Copy each line of the records below that has "What" in it.

[Given records]

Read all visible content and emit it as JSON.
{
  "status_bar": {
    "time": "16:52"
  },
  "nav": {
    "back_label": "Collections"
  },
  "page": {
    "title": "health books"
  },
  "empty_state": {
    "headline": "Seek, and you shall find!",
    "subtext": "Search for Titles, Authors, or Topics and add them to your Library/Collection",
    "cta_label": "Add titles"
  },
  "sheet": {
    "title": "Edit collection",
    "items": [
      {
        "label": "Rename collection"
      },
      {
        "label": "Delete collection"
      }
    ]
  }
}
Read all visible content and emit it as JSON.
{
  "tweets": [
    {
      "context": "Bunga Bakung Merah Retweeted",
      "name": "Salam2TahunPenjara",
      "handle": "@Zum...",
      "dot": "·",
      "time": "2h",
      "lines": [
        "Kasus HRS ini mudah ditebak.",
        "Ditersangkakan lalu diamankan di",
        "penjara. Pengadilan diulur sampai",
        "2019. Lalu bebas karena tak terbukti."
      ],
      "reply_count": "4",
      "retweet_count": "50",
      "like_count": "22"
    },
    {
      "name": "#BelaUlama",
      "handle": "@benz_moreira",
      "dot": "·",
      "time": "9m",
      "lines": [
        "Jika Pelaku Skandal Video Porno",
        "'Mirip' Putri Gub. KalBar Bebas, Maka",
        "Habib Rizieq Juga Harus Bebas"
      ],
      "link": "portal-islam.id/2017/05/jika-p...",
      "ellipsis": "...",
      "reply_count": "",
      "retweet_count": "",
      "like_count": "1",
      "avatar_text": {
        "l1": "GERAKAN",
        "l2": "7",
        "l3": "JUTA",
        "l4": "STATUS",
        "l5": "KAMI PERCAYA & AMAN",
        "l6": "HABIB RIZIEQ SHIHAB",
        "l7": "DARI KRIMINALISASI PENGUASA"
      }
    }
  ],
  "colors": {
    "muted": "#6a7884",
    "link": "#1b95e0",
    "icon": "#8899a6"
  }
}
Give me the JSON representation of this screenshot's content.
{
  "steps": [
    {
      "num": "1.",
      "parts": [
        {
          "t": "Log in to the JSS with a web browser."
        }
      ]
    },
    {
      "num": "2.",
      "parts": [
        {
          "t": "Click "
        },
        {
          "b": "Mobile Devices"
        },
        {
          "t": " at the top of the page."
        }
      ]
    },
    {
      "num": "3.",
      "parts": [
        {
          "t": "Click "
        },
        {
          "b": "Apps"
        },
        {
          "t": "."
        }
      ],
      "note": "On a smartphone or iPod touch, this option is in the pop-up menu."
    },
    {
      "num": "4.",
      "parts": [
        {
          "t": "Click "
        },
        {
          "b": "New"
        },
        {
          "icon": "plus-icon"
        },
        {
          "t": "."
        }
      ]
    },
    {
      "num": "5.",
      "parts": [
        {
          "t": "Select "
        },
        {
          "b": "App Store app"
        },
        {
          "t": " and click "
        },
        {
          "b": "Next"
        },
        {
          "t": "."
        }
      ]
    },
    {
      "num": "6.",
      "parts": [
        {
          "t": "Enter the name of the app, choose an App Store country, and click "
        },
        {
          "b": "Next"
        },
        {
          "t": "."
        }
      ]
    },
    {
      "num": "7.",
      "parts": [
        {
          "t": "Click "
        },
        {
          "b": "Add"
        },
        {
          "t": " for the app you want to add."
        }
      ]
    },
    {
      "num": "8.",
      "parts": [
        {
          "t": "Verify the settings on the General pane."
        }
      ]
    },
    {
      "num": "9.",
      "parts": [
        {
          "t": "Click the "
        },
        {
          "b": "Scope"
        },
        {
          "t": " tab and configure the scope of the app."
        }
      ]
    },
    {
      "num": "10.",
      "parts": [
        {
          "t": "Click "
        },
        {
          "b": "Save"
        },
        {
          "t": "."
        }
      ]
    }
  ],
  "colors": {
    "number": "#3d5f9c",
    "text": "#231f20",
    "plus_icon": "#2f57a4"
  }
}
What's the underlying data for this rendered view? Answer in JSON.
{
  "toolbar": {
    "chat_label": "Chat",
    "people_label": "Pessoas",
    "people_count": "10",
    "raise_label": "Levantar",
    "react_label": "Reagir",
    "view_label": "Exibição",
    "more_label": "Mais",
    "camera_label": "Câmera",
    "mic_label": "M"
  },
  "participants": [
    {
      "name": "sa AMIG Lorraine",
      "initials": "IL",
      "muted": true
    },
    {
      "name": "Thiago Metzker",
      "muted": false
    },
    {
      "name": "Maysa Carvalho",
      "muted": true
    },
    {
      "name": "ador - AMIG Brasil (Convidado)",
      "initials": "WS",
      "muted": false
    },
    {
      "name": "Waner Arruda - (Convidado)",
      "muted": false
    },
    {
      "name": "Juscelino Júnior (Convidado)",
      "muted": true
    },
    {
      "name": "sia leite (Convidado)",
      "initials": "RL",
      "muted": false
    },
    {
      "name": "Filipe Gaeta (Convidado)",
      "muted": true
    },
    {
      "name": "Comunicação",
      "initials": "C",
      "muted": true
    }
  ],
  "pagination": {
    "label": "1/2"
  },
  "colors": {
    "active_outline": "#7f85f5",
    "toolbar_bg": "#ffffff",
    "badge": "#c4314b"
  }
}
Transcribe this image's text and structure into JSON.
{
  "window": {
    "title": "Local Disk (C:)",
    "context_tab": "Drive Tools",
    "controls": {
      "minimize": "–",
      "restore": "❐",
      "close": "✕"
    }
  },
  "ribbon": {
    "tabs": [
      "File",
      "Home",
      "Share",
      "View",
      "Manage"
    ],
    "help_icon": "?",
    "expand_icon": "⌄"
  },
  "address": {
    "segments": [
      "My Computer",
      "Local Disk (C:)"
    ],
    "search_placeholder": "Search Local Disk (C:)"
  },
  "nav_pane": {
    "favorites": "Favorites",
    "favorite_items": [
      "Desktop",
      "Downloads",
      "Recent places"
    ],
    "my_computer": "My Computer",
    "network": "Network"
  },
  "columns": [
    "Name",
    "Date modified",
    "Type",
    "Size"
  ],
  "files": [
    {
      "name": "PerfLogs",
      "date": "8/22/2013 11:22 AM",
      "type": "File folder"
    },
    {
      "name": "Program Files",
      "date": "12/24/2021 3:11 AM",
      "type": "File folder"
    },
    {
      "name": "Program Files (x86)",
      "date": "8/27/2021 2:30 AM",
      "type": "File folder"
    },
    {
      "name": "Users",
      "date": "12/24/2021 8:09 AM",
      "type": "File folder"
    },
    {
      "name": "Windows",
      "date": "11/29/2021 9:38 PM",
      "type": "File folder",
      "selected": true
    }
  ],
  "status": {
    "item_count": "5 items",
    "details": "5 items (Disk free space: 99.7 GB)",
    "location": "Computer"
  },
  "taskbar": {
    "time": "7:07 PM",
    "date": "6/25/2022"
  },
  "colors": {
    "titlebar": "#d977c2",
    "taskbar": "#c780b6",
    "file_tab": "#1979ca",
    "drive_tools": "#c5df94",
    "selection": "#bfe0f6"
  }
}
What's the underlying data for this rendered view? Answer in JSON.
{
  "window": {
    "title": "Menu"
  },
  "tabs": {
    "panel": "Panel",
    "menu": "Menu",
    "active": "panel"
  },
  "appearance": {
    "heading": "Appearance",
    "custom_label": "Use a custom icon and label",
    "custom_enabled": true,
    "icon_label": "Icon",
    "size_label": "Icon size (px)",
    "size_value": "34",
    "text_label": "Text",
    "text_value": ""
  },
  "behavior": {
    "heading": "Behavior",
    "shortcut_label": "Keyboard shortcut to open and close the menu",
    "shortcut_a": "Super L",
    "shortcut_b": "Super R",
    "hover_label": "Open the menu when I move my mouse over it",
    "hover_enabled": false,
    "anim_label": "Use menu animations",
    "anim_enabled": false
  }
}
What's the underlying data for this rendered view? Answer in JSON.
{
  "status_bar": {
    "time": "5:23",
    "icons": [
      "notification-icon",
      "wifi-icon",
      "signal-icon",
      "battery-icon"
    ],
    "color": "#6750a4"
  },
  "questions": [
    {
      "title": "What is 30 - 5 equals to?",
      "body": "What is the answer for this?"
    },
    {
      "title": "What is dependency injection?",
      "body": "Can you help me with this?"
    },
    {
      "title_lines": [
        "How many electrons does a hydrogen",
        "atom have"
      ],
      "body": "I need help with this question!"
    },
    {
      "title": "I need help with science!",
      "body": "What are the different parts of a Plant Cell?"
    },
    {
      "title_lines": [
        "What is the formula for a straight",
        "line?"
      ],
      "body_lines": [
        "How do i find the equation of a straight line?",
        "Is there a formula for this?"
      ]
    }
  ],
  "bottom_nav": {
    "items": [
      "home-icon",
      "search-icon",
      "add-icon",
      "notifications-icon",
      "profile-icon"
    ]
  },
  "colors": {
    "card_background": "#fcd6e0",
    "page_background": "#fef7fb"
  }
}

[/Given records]

Response to the task —
What's the underlying data for this rendered view? Answer in JSON.
What's the underlying data for this rendered view? Answer in JSON.
What's the underlying data for this rendered view? Answer in JSON.
      "title": "What is 30 - 5 equals to?",
      "body": "What is the answer for this?"
      "title": "What is dependency injection?",
      "body": "What are the different parts of a Plant Cell?"
        "What is the formula for a straight",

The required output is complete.